PROBLEM DESCRIPTION: Please write out the entire listing below exactly, excluding its pictures.

STORED DATA:
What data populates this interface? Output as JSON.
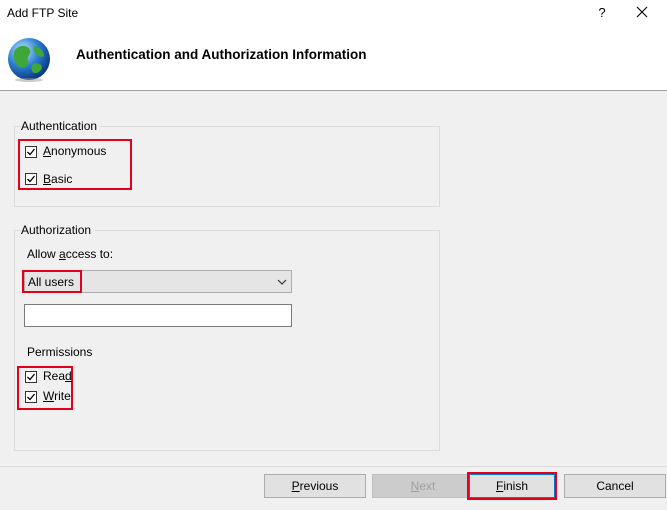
{
  "window": {
    "title": "Add FTP Site",
    "help": "?"
  },
  "header": {
    "title": "Authentication and Authorization Information",
    "icon": "globe-icon"
  },
  "authentication": {
    "legend": "Authentication",
    "anonymous": {
      "pre": "",
      "mnemonic": "A",
      "post": "nonymous",
      "checked": true
    },
    "basic": {
      "pre": "",
      "mnemonic": "B",
      "post": "asic",
      "checked": true
    }
  },
  "authorization": {
    "legend": "Authorization",
    "allow_label": {
      "pre": "Allow ",
      "mnemonic": "a",
      "post": "ccess to:"
    },
    "allow_value": "All users",
    "extra_value": "",
    "permissions_label": "Permissions",
    "read": {
      "pre": "Rea",
      "mnemonic": "d",
      "post": "",
      "checked": true
    },
    "write": {
      "pre": "",
      "mnemonic": "W",
      "post": "rite",
      "checked": true
    }
  },
  "footer": {
    "previous": {
      "pre": "",
      "mnemonic": "P",
      "post": "revious"
    },
    "next": {
      "pre": "",
      "mnemonic": "N",
      "post": "ext"
    },
    "finish": {
      "pre": "",
      "mnemonic": "F",
      "post": "inish"
    },
    "cancel": "Cancel"
  },
  "colors": {
    "highlight": "#e3001b",
    "accent": "#0078d7"
  }
}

ANSWER TO THIS TASK:
What data populates this interface? Output as JSON.
{
  "window": {
    "title": "Add FTP Site",
    "help": "?"
  },
  "header": {
    "title": "Authentication and Authorization Information",
    "icon": "globe-icon"
  },
  "authentication": {
    "legend": "Authentication",
    "anonymous": {
      "pre": "",
      "mnemonic": "A",
      "post": "nonymous",
      "checked": true
    },
    "basic": {
      "pre": "",
      "mnemonic": "B",
      "post": "asic",
      "checked": true
    }
  },
  "authorization": {
    "legend": "Authorization",
    "allow_label": {
      "pre": "Allow ",
      "mnemonic": "a",
      "post": "ccess to:"
    },
    "allow_value": "All users",
    "extra_value": "",
    "permissions_label": "Permissions",
    "read": {
      "pre": "Rea",
      "mnemonic": "d",
      "post": "",
      "checked": true
    },
    "write": {
      "pre": "",
      "mnemonic": "W",
      "post": "rite",
      "checked": true
    }
  },
  "footer": {
    "previous": {
      "pre": "",
      "mnemonic": "P",
      "post": "revious"
    },
    "next": {
      "pre": "",
      "mnemonic": "N",
      "post": "ext"
    },
    "finish": {
      "pre": "",
      "mnemonic": "F",
      "post": "inish"
    },
    "cancel": "Cancel"
  },
  "colors": {
    "highlight": "#e3001b",
    "accent": "#0078d7"
  }
}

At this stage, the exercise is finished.